[[ THE RECORDS open ]]

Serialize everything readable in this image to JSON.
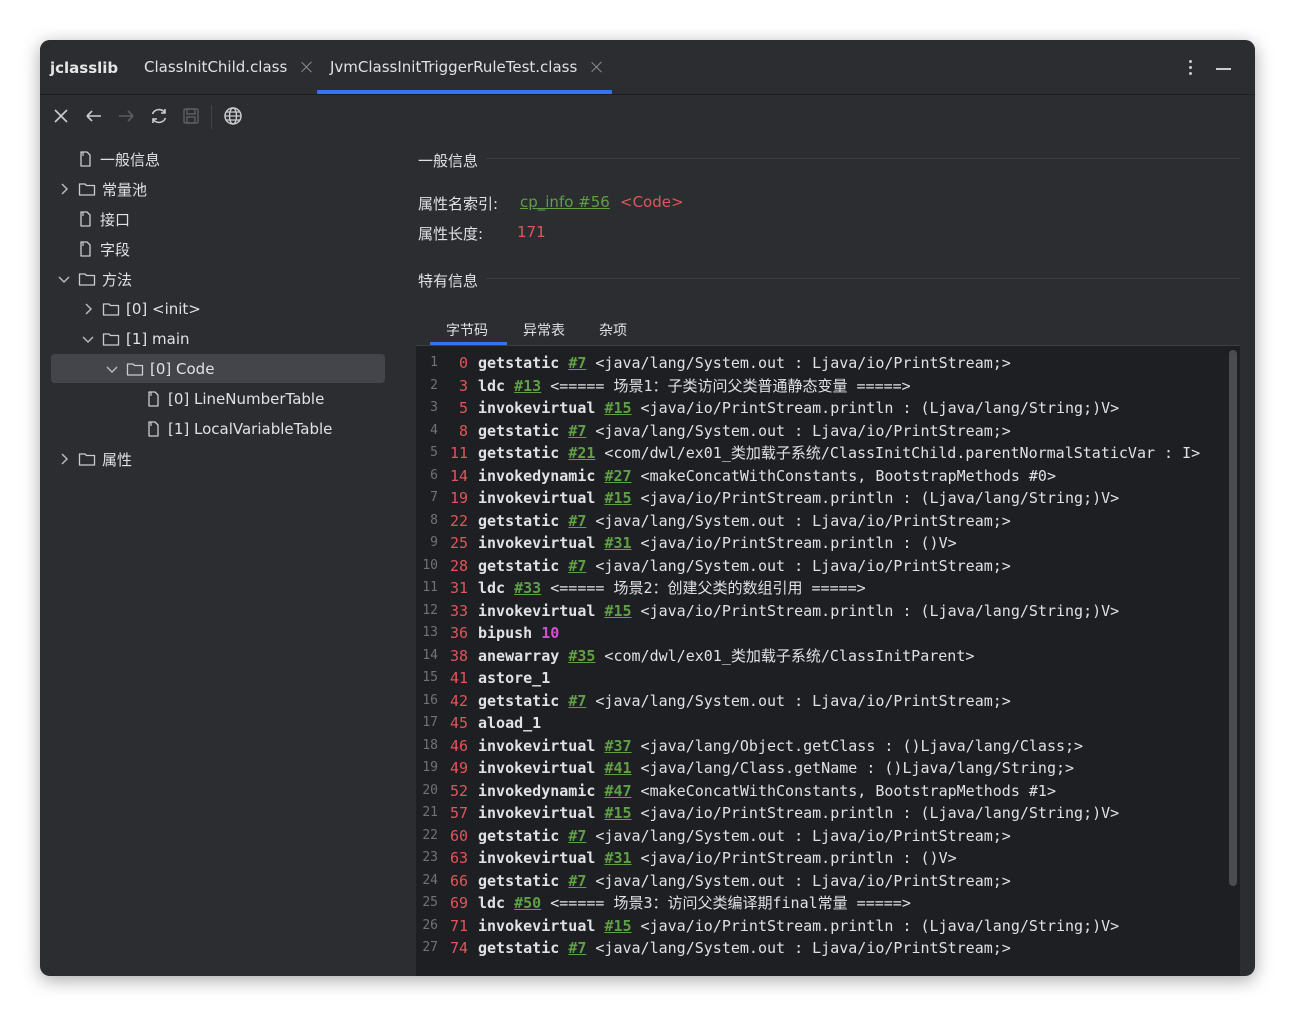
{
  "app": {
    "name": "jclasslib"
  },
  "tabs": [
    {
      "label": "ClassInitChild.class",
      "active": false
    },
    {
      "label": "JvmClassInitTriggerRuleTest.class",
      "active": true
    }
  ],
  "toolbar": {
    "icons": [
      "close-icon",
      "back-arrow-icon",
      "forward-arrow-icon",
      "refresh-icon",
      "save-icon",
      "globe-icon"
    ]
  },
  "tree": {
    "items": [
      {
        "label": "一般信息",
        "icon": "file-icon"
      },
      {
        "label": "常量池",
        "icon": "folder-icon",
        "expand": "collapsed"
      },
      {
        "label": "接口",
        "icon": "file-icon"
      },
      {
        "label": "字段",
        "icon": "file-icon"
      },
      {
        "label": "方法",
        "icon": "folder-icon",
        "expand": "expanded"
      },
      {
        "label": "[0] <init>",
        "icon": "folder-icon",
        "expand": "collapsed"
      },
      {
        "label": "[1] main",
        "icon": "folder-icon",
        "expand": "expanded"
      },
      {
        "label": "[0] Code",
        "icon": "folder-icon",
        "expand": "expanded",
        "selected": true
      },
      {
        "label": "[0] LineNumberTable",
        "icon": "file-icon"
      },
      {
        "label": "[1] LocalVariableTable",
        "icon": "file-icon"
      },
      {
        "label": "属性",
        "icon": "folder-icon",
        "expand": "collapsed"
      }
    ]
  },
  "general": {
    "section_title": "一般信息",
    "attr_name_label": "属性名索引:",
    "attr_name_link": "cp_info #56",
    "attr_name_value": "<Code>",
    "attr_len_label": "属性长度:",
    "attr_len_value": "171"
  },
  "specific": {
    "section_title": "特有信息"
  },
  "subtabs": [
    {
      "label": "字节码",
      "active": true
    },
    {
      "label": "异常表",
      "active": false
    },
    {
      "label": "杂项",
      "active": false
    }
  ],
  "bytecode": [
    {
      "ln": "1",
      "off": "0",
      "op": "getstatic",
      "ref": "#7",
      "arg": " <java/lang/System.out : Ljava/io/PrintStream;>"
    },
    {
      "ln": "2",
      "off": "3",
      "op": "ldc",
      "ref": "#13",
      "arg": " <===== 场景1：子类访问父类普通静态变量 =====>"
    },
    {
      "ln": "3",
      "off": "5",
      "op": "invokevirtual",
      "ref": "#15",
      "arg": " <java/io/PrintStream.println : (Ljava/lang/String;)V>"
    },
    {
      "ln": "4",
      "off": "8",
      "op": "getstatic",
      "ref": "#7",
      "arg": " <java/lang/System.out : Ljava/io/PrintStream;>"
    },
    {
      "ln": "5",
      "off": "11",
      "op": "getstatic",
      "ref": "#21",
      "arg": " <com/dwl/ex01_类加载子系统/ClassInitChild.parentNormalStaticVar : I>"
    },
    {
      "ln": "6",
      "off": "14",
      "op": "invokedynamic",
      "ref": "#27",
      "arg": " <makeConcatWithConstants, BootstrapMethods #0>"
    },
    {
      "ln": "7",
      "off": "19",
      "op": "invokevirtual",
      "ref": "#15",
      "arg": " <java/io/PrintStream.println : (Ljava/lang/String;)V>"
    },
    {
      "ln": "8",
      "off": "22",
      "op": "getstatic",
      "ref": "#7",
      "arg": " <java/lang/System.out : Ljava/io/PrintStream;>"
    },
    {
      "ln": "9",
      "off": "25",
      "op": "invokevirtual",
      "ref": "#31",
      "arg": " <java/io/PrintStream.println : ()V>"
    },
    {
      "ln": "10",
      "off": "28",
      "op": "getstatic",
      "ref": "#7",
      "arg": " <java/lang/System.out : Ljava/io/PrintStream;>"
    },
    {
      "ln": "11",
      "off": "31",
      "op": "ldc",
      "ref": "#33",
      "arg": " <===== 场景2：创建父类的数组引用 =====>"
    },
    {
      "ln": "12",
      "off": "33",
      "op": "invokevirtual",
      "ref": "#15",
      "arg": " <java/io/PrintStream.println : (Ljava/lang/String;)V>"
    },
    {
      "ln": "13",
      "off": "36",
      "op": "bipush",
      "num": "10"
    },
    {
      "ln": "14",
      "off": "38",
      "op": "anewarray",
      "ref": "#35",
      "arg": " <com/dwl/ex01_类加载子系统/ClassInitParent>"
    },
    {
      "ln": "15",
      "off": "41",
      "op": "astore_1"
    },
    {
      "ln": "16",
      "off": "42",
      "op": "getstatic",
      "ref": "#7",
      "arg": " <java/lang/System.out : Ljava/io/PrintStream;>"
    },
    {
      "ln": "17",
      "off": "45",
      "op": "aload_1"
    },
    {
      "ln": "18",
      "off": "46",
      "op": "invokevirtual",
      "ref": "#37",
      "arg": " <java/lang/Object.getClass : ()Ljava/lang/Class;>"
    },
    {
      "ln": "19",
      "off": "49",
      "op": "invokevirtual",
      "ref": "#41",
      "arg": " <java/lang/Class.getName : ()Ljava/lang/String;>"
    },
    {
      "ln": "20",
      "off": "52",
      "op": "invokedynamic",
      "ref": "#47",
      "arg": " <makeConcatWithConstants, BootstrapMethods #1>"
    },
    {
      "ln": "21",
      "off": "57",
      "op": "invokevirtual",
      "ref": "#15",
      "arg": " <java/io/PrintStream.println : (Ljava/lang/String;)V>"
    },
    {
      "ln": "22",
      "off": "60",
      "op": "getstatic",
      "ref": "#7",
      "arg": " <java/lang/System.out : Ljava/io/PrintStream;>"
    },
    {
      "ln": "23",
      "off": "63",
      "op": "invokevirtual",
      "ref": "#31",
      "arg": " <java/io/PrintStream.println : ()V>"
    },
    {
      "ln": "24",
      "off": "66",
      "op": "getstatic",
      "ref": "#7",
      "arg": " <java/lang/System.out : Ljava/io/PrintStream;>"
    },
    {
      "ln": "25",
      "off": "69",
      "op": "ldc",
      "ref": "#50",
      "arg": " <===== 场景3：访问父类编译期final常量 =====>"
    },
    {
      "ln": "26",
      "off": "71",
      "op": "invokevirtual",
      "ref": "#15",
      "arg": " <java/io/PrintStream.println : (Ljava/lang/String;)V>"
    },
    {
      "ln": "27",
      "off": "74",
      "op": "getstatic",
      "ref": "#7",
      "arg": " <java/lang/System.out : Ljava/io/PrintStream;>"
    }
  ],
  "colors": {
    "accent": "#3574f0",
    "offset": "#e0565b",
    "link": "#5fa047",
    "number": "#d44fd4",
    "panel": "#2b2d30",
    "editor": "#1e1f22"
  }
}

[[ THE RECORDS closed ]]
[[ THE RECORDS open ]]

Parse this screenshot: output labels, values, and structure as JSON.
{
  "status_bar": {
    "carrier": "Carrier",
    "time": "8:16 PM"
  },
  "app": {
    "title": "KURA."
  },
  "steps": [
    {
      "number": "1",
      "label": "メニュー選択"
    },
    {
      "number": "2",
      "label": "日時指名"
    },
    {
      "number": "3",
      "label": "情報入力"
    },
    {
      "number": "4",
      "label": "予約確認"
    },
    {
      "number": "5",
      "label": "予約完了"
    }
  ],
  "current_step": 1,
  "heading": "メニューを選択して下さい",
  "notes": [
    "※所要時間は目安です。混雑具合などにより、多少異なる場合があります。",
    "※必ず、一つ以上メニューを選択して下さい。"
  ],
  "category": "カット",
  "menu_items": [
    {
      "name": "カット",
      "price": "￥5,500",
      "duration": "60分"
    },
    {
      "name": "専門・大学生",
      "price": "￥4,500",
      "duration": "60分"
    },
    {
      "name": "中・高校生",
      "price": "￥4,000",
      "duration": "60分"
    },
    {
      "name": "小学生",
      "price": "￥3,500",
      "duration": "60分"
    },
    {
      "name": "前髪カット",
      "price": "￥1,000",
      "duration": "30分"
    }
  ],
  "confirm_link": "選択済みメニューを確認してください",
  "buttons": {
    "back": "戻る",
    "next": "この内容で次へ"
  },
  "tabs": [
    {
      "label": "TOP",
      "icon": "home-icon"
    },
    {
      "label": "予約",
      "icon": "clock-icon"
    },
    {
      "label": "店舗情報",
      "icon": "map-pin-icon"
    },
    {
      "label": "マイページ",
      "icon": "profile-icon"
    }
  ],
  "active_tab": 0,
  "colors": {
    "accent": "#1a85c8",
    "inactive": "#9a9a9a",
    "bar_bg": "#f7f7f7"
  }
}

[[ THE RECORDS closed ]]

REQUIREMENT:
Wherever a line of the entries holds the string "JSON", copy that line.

THE COMPLETED TASK:
Serialize everything readable in this image to JSON.
Parse this screenshot: output labels, values, and structure as JSON.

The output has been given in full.